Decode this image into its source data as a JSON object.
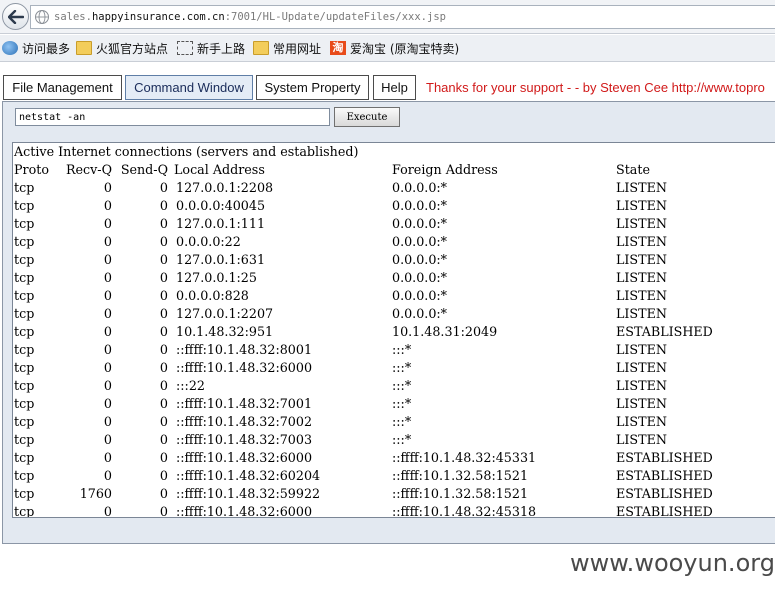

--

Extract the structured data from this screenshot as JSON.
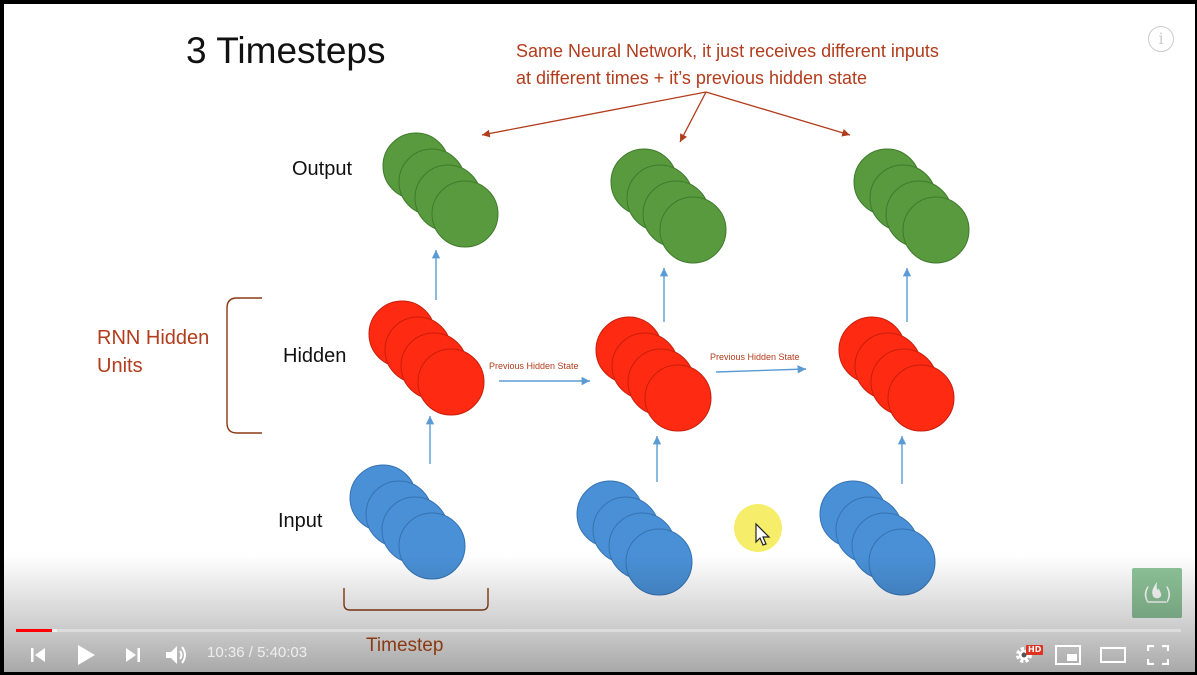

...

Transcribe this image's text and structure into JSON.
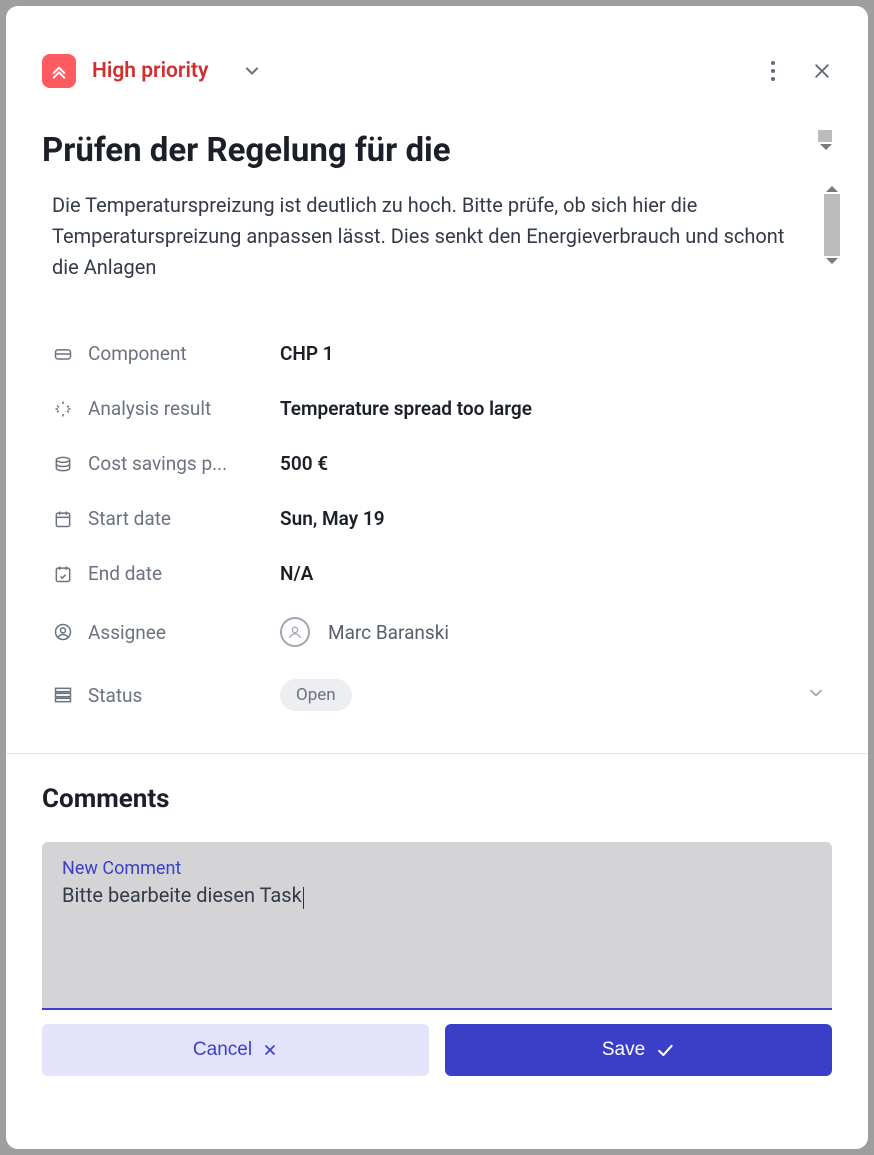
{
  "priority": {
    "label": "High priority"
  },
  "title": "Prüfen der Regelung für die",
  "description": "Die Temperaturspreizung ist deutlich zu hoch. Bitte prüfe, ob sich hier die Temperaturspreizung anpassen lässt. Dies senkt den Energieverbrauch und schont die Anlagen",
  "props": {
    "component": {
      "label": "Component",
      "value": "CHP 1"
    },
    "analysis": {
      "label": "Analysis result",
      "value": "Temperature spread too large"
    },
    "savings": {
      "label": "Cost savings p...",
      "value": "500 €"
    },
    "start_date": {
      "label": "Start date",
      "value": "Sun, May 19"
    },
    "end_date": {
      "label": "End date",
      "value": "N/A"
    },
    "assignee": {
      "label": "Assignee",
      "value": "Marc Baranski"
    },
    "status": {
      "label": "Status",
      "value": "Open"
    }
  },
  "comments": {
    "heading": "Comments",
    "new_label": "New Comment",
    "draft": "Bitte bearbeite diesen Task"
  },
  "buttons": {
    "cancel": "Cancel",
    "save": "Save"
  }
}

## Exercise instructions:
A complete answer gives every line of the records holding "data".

## Result of this exercise:
Decode this image into its source data as a JSON object.
Extract the structured data from this screenshot as JSON.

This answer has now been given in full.